Asia-Pacific is expected to witness the fastest growth rates during the forecast period, the report also noted, thanks largely to the rising adoption of eHealth platforms and increased healthcare spending in the region, which should drive significant growth in digital-health services. “Rising demand for remote patient monitoring and other telehealth services owing to an increase in government spending on healthcare is expected to propel the industry growth in the Asia Pacific,” the report added. “According to The World Bank estimates, in 2019, China’s healthcare spending was recorded at 5.4 percent of its GDP, while India’s healthcare spending was recorded at 3.1 percent of its GDP and Japan’s was at 10.7. The growing involvement of key market players in Asia Pacific has boosted the adoption of digital apps and platforms in the region.”
Such lofty growth expectations have come despite the sharp ongoing slowdown in the global economy, as central banks continue to raise interest rates to rein in inflation. Deloitte, for instance, conducted a data analysis of venture-capital deals in the health-tech space and interviewed nine executives from investment and startup companies between November 2022 and January 2023. “Interviewees believe that the health tech market holds much opportunity moving forward, and the sector continues to show strong signs of growth to disrupt health care,” the analysis, published in March, found. “For example, the median health tech deal in 2022 fetched a valuation of more than $57 million, which was substantially higher than the 2021 median (US$33.9 million) and that of years prior.”

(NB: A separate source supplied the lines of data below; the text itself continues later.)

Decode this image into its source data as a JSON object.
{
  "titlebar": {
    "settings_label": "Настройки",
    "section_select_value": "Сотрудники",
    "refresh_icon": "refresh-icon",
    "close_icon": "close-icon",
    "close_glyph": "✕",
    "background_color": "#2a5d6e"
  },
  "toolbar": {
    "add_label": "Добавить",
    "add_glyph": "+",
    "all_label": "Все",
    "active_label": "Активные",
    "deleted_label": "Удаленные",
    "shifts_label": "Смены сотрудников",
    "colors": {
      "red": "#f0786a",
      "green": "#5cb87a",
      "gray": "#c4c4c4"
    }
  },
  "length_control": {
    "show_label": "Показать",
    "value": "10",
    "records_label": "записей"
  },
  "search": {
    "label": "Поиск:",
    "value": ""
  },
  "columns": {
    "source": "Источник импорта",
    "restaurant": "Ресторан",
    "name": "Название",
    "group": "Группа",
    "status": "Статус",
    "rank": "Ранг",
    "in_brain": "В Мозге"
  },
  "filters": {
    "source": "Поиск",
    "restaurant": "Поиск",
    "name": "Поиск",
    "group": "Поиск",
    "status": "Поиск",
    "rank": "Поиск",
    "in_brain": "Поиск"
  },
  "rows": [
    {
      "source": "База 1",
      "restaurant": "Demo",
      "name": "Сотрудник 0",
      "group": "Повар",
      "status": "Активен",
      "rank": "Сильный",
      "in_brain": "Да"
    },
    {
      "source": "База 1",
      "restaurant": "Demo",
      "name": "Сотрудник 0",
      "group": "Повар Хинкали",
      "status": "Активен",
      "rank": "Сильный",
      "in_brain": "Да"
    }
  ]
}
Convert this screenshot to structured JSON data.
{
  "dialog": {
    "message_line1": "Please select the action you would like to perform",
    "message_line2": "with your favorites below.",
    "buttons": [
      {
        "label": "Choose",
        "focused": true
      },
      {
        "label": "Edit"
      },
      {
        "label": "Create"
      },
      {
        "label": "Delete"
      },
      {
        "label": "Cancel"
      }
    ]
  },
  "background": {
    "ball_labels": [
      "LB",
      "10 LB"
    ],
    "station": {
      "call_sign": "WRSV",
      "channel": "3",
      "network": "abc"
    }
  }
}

To gain exposure to this sector, several exchange-traded funds focusing on healthcare innovation are worth considering. The iShares Healthcare Innovation UCITS ETF, for example, offers diversified access to companies across developed and emerging markets that are centred on innovations within global healthcare services. It tracks the STOXX Global Breakthrough Healthcare Index, which comprises companies from selected countries exposed to a defined set of themes: ageing population, automation and robotics, digitalisation and breakthrough healthcare.